** Records provided follows **
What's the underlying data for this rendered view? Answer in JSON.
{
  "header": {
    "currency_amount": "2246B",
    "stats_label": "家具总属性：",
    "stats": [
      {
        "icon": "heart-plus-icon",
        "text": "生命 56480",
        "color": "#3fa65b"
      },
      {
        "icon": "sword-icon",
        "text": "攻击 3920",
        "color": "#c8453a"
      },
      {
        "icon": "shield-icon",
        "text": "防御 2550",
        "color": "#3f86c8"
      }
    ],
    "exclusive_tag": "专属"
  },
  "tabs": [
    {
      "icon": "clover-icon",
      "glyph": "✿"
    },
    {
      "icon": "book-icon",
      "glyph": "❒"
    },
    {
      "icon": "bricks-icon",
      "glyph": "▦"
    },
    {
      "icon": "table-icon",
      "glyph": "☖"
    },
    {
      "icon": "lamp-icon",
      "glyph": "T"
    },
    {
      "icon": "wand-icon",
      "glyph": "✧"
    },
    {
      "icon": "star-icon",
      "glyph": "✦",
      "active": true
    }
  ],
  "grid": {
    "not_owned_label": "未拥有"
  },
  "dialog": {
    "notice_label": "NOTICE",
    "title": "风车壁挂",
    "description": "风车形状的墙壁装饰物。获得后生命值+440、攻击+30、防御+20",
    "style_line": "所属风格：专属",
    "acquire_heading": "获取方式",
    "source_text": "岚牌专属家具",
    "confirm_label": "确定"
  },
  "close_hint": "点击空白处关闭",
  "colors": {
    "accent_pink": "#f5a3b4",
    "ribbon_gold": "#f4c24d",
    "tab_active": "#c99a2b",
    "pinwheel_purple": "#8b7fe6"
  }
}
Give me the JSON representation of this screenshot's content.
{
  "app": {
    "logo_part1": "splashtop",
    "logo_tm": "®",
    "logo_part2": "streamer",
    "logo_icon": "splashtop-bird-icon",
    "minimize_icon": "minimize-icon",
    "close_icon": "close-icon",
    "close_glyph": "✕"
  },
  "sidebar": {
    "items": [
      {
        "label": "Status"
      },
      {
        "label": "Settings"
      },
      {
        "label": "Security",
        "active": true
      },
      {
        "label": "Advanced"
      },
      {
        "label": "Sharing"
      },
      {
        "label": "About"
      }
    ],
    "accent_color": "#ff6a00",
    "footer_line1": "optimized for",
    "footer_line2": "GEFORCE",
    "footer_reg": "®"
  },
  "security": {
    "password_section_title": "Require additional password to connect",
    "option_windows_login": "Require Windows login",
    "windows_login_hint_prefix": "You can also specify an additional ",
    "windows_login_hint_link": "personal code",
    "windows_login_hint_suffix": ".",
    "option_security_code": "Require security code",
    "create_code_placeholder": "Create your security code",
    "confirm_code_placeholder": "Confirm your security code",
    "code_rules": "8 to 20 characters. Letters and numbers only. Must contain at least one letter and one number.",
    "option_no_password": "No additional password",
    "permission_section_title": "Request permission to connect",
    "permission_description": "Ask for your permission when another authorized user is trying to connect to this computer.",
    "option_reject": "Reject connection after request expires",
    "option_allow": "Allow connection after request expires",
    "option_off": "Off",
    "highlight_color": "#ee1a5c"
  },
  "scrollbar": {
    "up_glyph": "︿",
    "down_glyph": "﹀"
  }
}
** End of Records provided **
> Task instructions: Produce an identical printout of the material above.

> Result of this exercise:
What's the underlying data for this rendered view? Answer in JSON.
{
  "header": {
    "currency_amount": "2246B",
    "stats_label": "家具总属性：",
    "stats": [
      {
        "icon": "heart-plus-icon",
        "text": "生命 56480",
        "color": "#3fa65b"
      },
      {
        "icon": "sword-icon",
        "text": "攻击 3920",
        "color": "#c8453a"
      },
      {
        "icon": "shield-icon",
        "text": "防御 2550",
        "color": "#3f86c8"
      }
    ],
    "exclusive_tag": "专属"
  },
  "tabs": [
    {
      "icon": "clover-icon",
      "glyph": "✿"
    },
    {
      "icon": "book-icon",
      "glyph": "❒"
    },
    {
      "icon": "bricks-icon",
      "glyph": "▦"
    },
    {
      "icon": "table-icon",
      "glyph": "☖"
    },
    {
      "icon": "lamp-icon",
      "glyph": "T"
    },
    {
      "icon": "wand-icon",
      "glyph": "✧"
    },
    {
      "icon": "star-icon",
      "glyph": "✦",
      "active": true
    }
  ],
  "grid": {
    "not_owned_label": "未拥有"
  },
  "dialog": {
    "notice_label": "NOTICE",
    "title": "风车壁挂",
    "description": "风车形状的墙壁装饰物。获得后生命值+440、攻击+30、防御+20",
    "style_line": "所属风格：专属",
    "acquire_heading": "获取方式",
    "source_text": "岚牌专属家具",
    "confirm_label": "确定"
  },
  "close_hint": "点击空白处关闭",
  "colors": {
    "accent_pink": "#f5a3b4",
    "ribbon_gold": "#f4c24d",
    "tab_active": "#c99a2b",
    "pinwheel_purple": "#8b7fe6"
  }
}
Give me the JSON representation of this screenshot's content.
{
  "app": {
    "logo_part1": "splashtop",
    "logo_tm": "®",
    "logo_part2": "streamer",
    "logo_icon": "splashtop-bird-icon",
    "minimize_icon": "minimize-icon",
    "close_icon": "close-icon",
    "close_glyph": "✕"
  },
  "sidebar": {
    "items": [
      {
        "label": "Status"
      },
      {
        "label": "Settings"
      },
      {
        "label": "Security",
        "active": true
      },
      {
        "label": "Advanced"
      },
      {
        "label": "Sharing"
      },
      {
        "label": "About"
      }
    ],
    "accent_color": "#ff6a00",
    "footer_line1": "optimized for",
    "footer_line2": "GEFORCE",
    "footer_reg": "®"
  },
  "security": {
    "password_section_title": "Require additional password to connect",
    "option_windows_login": "Require Windows login",
    "windows_login_hint_prefix": "You can also specify an additional ",
    "windows_login_hint_link": "personal code",
    "windows_login_hint_suffix": ".",
    "option_security_code": "Require security code",
    "create_code_placeholder": "Create your security code",
    "confirm_code_placeholder": "Confirm your security code",
    "code_rules": "8 to 20 characters. Letters and numbers only. Must contain at least one letter and one number.",
    "option_no_password": "No additional password",
    "permission_section_title": "Request permission to connect",
    "permission_description": "Ask for your permission when another authorized user is trying to connect to this computer.",
    "option_reject": "Reject connection after request expires",
    "option_allow": "Allow connection after request expires",
    "option_off": "Off",
    "highlight_color": "#ee1a5c"
  },
  "scrollbar": {
    "up_glyph": "︿",
    "down_glyph": "﹀"
  }
}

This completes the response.